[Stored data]

☆ ☆ ☆ ☆ ☆

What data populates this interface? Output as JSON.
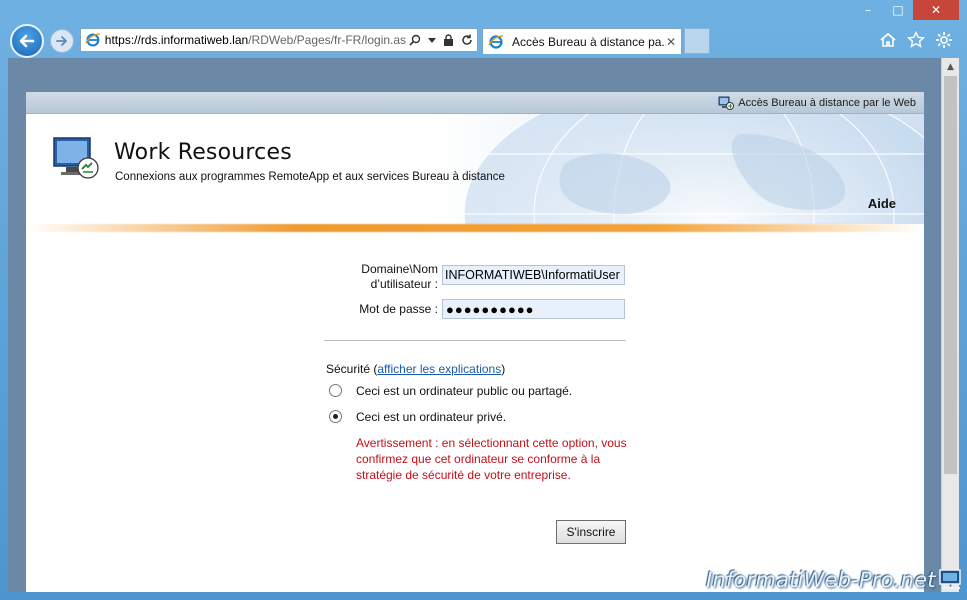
{
  "window": {
    "minimize": "–",
    "maximize": "□",
    "close": "✕"
  },
  "browser": {
    "url_host": "https://rds.informatiweb.lan",
    "url_path": "/RDWeb/Pages/fr-FR/login.as",
    "tab_title": "Accès Bureau à distance pa...",
    "icons": [
      "home-icon",
      "favorites-star-icon",
      "settings-gear-icon"
    ]
  },
  "page": {
    "top_strip_label": "Accès Bureau à distance par le Web",
    "title": "Work Resources",
    "subtitle": "Connexions aux programmes RemoteApp et aux services Bureau à distance",
    "help": "Aide"
  },
  "form": {
    "domain_label": "Domaine\\Nom d’utilisateur :",
    "domain_value": "INFORMATIWEB\\InformatiUser",
    "password_label": "Mot de passe :",
    "password_mask": "●●●●●●●●●●",
    "security_prefix": "Sécurité (",
    "security_link": "afficher les explications",
    "security_suffix": ")",
    "option_public": "Ceci est un ordinateur public ou partagé.",
    "option_private": "Ceci est un ordinateur privé.",
    "warning": "Avertissement : en sélectionnant cette option, vous confirmez que cet ordinateur se conforme à la stratégie de sécurité de votre entreprise.",
    "signin": "S'inscrire"
  },
  "watermark": "InformatiWeb-Pro.net",
  "colors": {
    "accent_orange": "#f19a30",
    "warning_red": "#c0101a",
    "link_blue": "#1a5ca8"
  }
}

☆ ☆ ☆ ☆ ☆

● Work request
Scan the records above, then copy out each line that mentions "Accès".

● Task solution
    "tab_title": "Accès Bureau à distance pa...",
    "top_strip_label": "Accès Bureau à distance par le Web",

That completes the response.